"The use of electroceuticals to trigger nerve signalling is only the tip of the iceberg. The true potential of electroceuticals will be reached when the community takes advantage of these drugs to control bioelectric signalling in non-neural cells, for transformative applications in regenerative medicine, cancer, and synthetic bioengineering," Levin says.

Then there are attempts to go beyond pacemakers and other stimulating devices to control the action potentials in individual neurons. We have known for some time that nerves fine-tune a heartbeat, the rate of breathing or lower blood pressure. In the spleen, they can alter the activity of T-cells – immune cells – to halt the production of inflammatory substances, such as the tumour necrosis factor that accumulates in joints in rheumatoid arthritis. And there are nerves in the skin that can suppress infection.

The newly-emerging field of electroceuticals aims to extend this understanding of the body's electrical grid and the language of nerve impulses to treat autoimmune diseases, asthma, diabetes and gastric conditions. The simplest opportunities lie in the peripheral nervous system – outside of the spinal cord and the brain. One notable target is the vagus nerve, a nerve superhighway that snakes its way from the head through the abdomen to link the brain with major organs.
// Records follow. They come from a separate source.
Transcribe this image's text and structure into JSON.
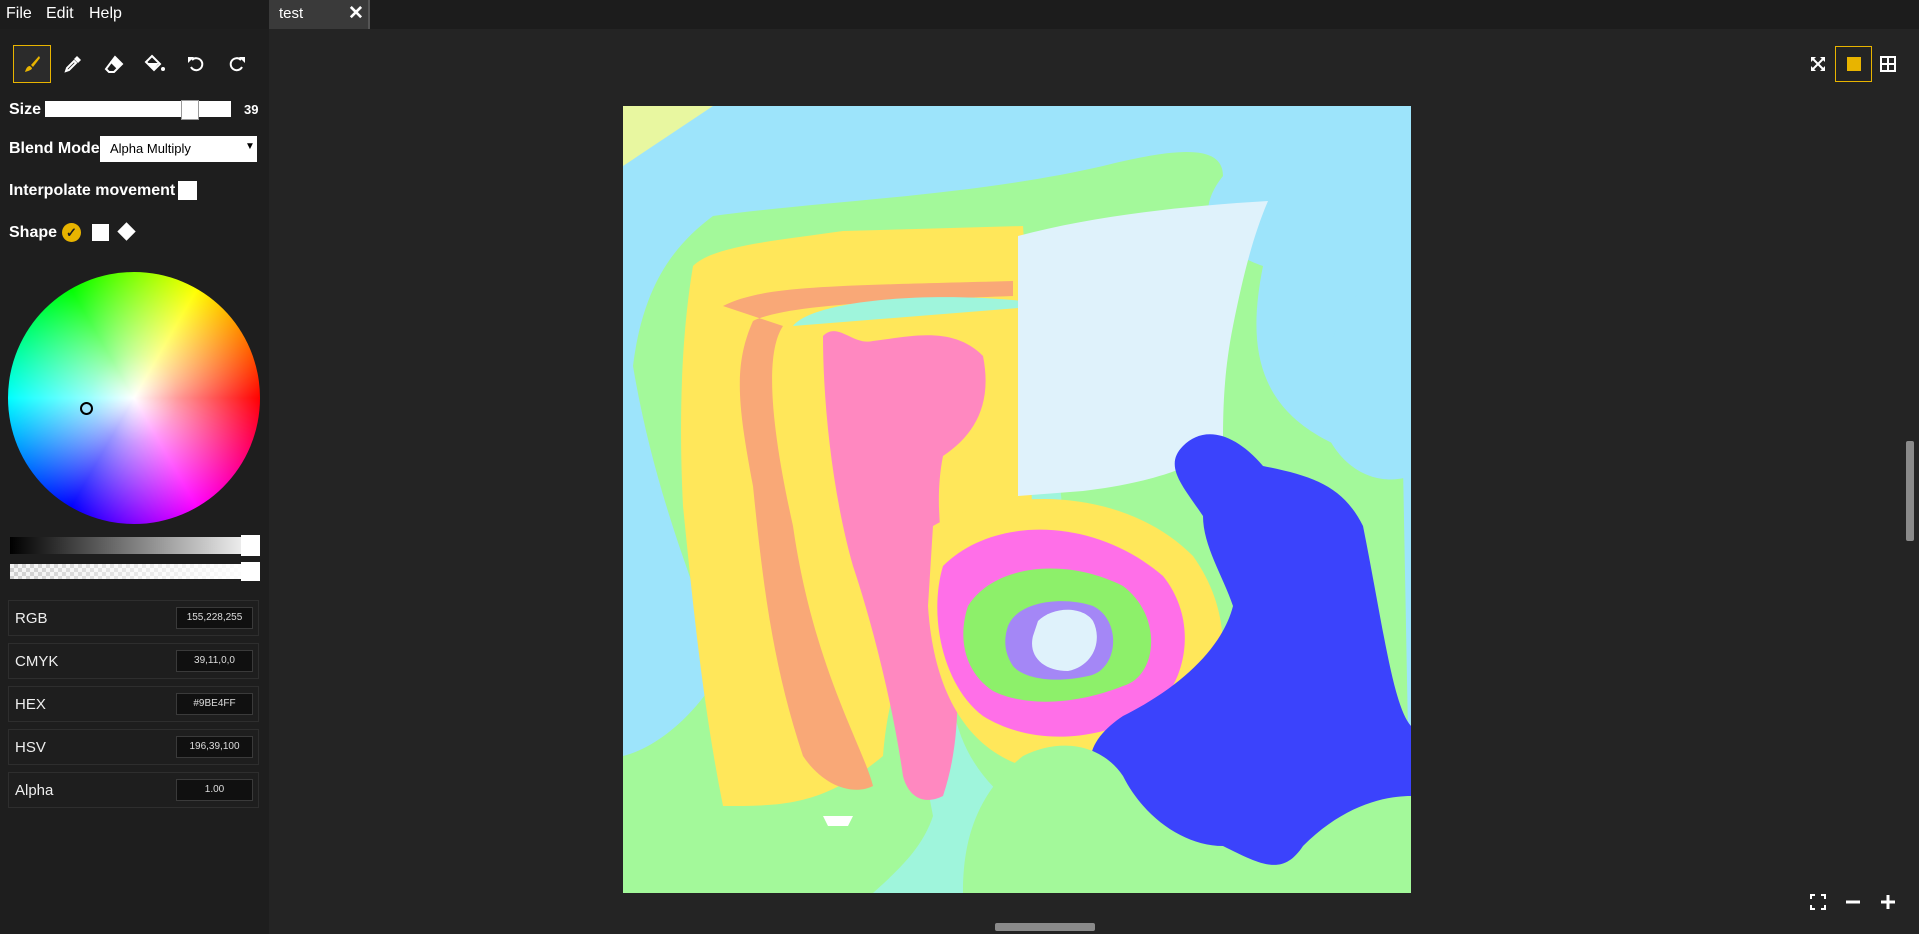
{
  "menubar": {
    "file": "File",
    "edit": "Edit",
    "help": "Help"
  },
  "tab": {
    "label": "test",
    "close_glyph": "✕"
  },
  "tools": [
    {
      "name": "brush",
      "icon": "brush-icon",
      "active": true
    },
    {
      "name": "picker",
      "icon": "eyedropper-icon",
      "active": false
    },
    {
      "name": "eraser",
      "icon": "eraser-icon",
      "active": false
    },
    {
      "name": "fill",
      "icon": "paint-bucket-icon",
      "active": false
    },
    {
      "name": "undo",
      "icon": "undo-icon",
      "active": false
    },
    {
      "name": "redo",
      "icon": "redo-icon",
      "active": false
    }
  ],
  "size": {
    "label": "Size",
    "value": "39",
    "fraction": 0.78
  },
  "blend": {
    "label": "Blend Mode",
    "value": "Alpha Multiply"
  },
  "interpolate": {
    "label": "Interpolate movement",
    "checked": false
  },
  "shape": {
    "label": "Shape",
    "options": [
      "circle",
      "square",
      "diamond"
    ],
    "selected": "circle"
  },
  "color": {
    "current": "#9BE4FF",
    "lightness_fraction": 1.0,
    "alpha_fraction": 1.0,
    "rows": [
      {
        "label": "RGB",
        "value": "155,228,255"
      },
      {
        "label": "CMYK",
        "value": "39,11,0,0"
      },
      {
        "label": "HEX",
        "value": "#9BE4FF"
      },
      {
        "label": "HSV",
        "value": "196,39,100"
      },
      {
        "label": "Alpha",
        "value": "1.00"
      }
    ]
  },
  "view_buttons": [
    {
      "name": "fit-screen",
      "icon": "fit-screen-icon",
      "active": false
    },
    {
      "name": "single-view",
      "icon": "single-view-icon",
      "active": true
    },
    {
      "name": "tile-view",
      "icon": "tile-view-icon",
      "active": false
    }
  ],
  "zoom_buttons": [
    {
      "name": "fullscreen",
      "icon": "fullscreen-icon"
    },
    {
      "name": "zoom-out",
      "icon": "minus-icon"
    },
    {
      "name": "zoom-in",
      "icon": "plus-icon"
    }
  ],
  "palette": {
    "accent": "#e8b400",
    "sky": "#9de4fb",
    "green": "#a3f99a",
    "yellow": "#ffe75a",
    "orange": "#f9a877",
    "pink": "#ff88c0",
    "aqua": "#9ff5dc",
    "pale": "#dff2fb",
    "blue": "#3b43fc",
    "magenta": "#ff6fe8",
    "lime": "#8df06a",
    "lavender": "#a487f6",
    "lemon": "#e8f7a0"
  }
}
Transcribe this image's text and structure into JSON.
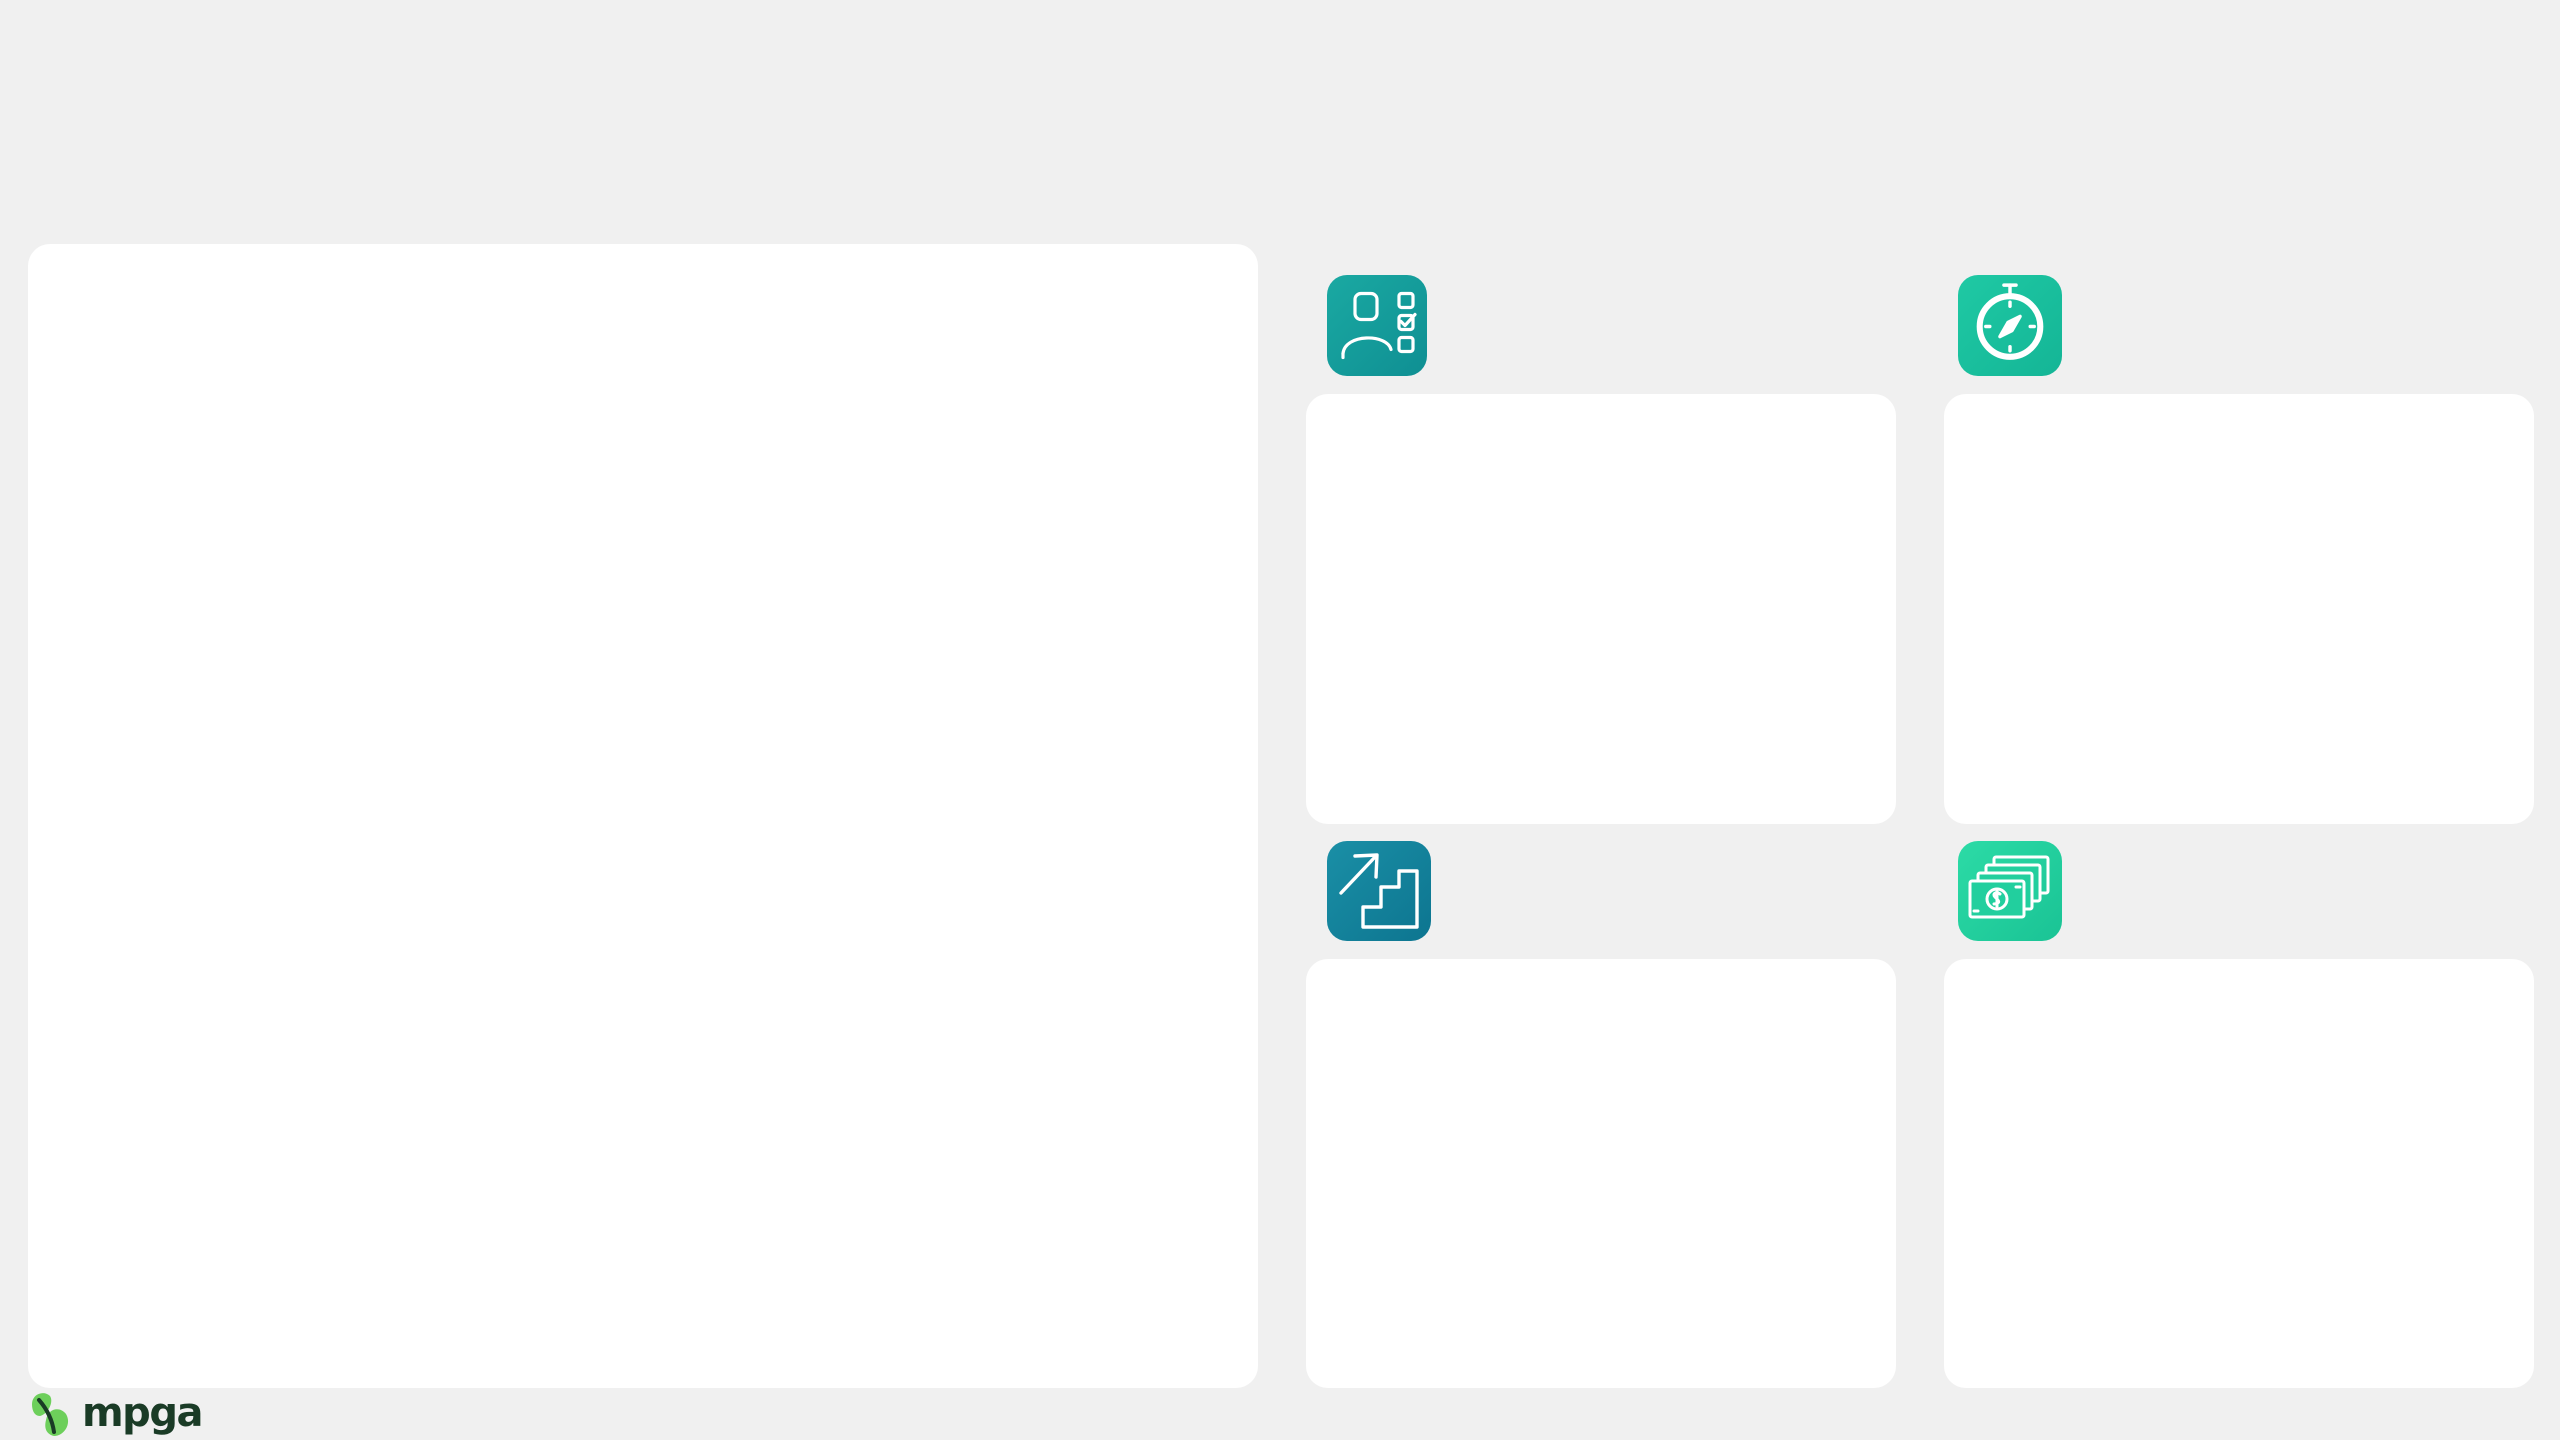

Now the greatest challenge is extending the detail of current understanding to teasing apart the myriad signals that run to and from each organ. With this in mind, the US National Institutes of Health is launching an effort to map the body's electrical wiring and develop implants. "The NIH plans to spend $248m throughout the lifetime of the programme," says a spokesman.

Elegant tools have been developed in recent years to boost researchers' ability to analyse the signals and circuits running through the nervous system, notably optogenetics, where nerves are genetically altered to contain light-sensitive proteins, opsins, so they can be controlled with beams of light.

Ed Boyden at MIT's Media Lab in Cambridge, Massachusetts, recently unveiled one non-invasive optogenetic tool that makes it easier to screen for targets that, when stimulated, might cause a therapeutic effect. He has also found a way to independently control the activity of two populations of nerves simultaneously by extending the range of opsins. "This is really important if you want to develop an electroceutical that controls multiple kinds of information all at once," he says.

Once researchers have discovered how to speak the electrical language of the body, and the way in which it coordinates our organs, glands and cells, a range of treatments beckons. The company GlaxoSmithKline (GSK) has already invested $60m in electroceutical research, and backed a consortium of 25 universities to develop devices. At the end of last year GSK tried to jump-start electroceutical research with a $1-million bounty prize for the first team to develop an implantable device that can detect electrical signals and stimulate an organ to perform a specific function reliably for 60 days

Kristoffer Famm, head of the bioelectronics unit at GSK in London, points out that many features of organ function are controlled by the nervous system so that, rather than using a pharmaceutical, impulses could offer the possibility of much more precise control. Rather than expose the entire body to a drug that circulates in the blood stream, an electroceutical implant could tweak activation of a single nerve, such as the one that controls the bladder, or the vagus nerve, which has numerous roles, including in inflammatory response and appetite. He envisages the use of rice grain sized implants that sit on nerves, record their behaviour and, when something goes awry, stimulate or dampen the nerve accordingly.

Various companies are now bringing electroceuticals into the clinic. Earlier this year the US Food and Drug Administration approved a device to treat sleep apnoea, developed by Inspire Medical Systems of Minneapolis, to stimulate airway muscles to regulate breathing. ElectroCore in New Jersey is studying fibres within the vagus nerve to dampen activity of neurons that control airways, prompting them to open and so avert an asthma attack. And EnteroMedics in Minnesota has a pacemaker-like device that stimulates the vagus nerve to make a person feel full. Within a decade or two, electrical implants could treat a wide range of common conditions.